**** Data for analysis

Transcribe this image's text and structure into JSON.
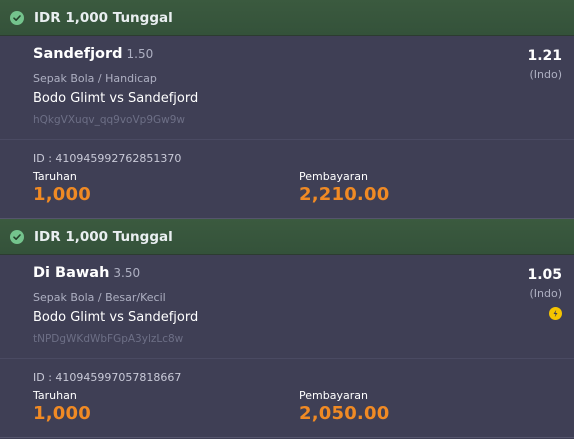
{
  "bets": [
    {
      "header": "IDR 1,000 Tunggal",
      "selection": "Sandefjord",
      "handicap": "1.50",
      "odds": "1.21",
      "odds_type": "(Indo)",
      "sport_market": "Sepak Bola / Handicap",
      "match": "Bodo Glimt vs Sandefjord",
      "code": "hQkgVXuqv_qq9voVp9Gw9w",
      "id_text": "ID : 410945992762851370",
      "stake_label": "Taruhan",
      "stake": "1,000",
      "payout_label": "Pembayaran",
      "payout": "2,210.00"
    },
    {
      "header": "IDR 1,000 Tunggal",
      "selection": "Di Bawah",
      "handicap": "3.50",
      "odds": "1.05",
      "odds_type": "(Indo)",
      "sport_market": "Sepak Bola / Besar/Kecil",
      "match": "Bodo Glimt vs Sandefjord",
      "code": "tNPDgWKdWbFGpA3ylzLc8w",
      "id_text": "ID : 410945997057818667",
      "stake_label": "Taruhan",
      "stake": "1,000",
      "payout_label": "Pembayaran",
      "payout": "2,050.00"
    }
  ],
  "colors": {
    "header_bg": "#3b5a3f",
    "panel_bg": "#3f3f55",
    "accent": "#f08a24",
    "check": "#74c48d",
    "live_badge": "#f5c400"
  },
  "icons": {
    "check": "check-circle-icon",
    "live": "live-bolt-icon"
  }
}
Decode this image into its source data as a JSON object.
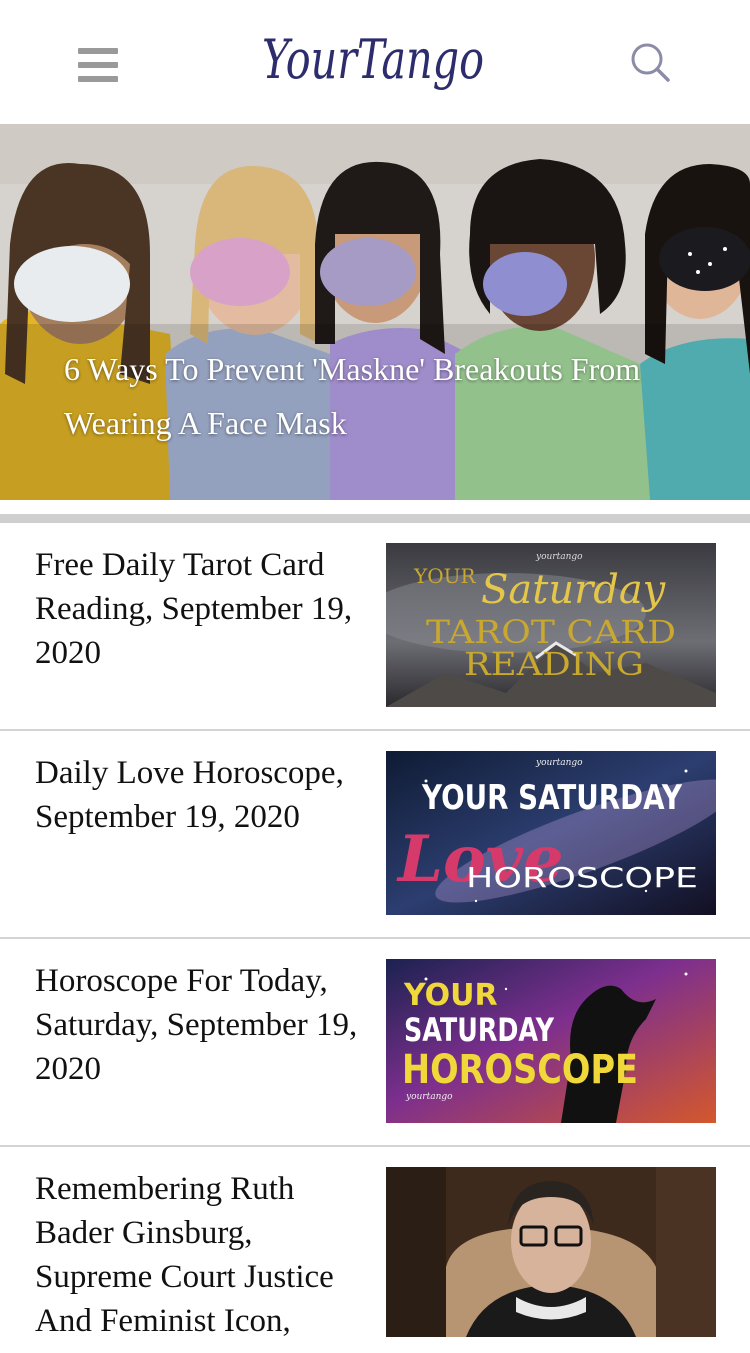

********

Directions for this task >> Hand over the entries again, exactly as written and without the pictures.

Exercise solution >>
Transcribe this image's text and structure into JSON.
{
  "bets": [
    {
      "header": "IDR 1,000 Tunggal",
      "selection": "Sandefjord",
      "handicap": "1.50",
      "odds": "1.21",
      "odds_type": "(Indo)",
      "sport_market": "Sepak Bola / Handicap",
      "match": "Bodo Glimt vs Sandefjord",
      "code": "hQkgVXuqv_qq9voVp9Gw9w",
      "id_text": "ID : 410945992762851370",
      "stake_label": "Taruhan",
      "stake": "1,000",
      "payout_label": "Pembayaran",
      "payout": "2,210.00"
    },
    {
      "header": "IDR 1,000 Tunggal",
      "selection": "Di Bawah",
      "handicap": "3.50",
      "odds": "1.05",
      "odds_type": "(Indo)",
      "sport_market": "Sepak Bola / Besar/Kecil",
      "match": "Bodo Glimt vs Sandefjord",
      "code": "tNPDgWKdWbFGpA3ylzLc8w",
      "id_text": "ID : 410945997057818667",
      "stake_label": "Taruhan",
      "stake": "1,000",
      "payout_label": "Pembayaran",
      "payout": "2,050.00"
    }
  ],
  "colors": {
    "header_bg": "#3b5a3f",
    "panel_bg": "#3f3f55",
    "accent": "#f08a24",
    "check": "#74c48d",
    "live_badge": "#f5c400"
  },
  "icons": {
    "check": "check-circle-icon",
    "live": "live-bolt-icon"
  }
}
Decode this image into its source data as a JSON object.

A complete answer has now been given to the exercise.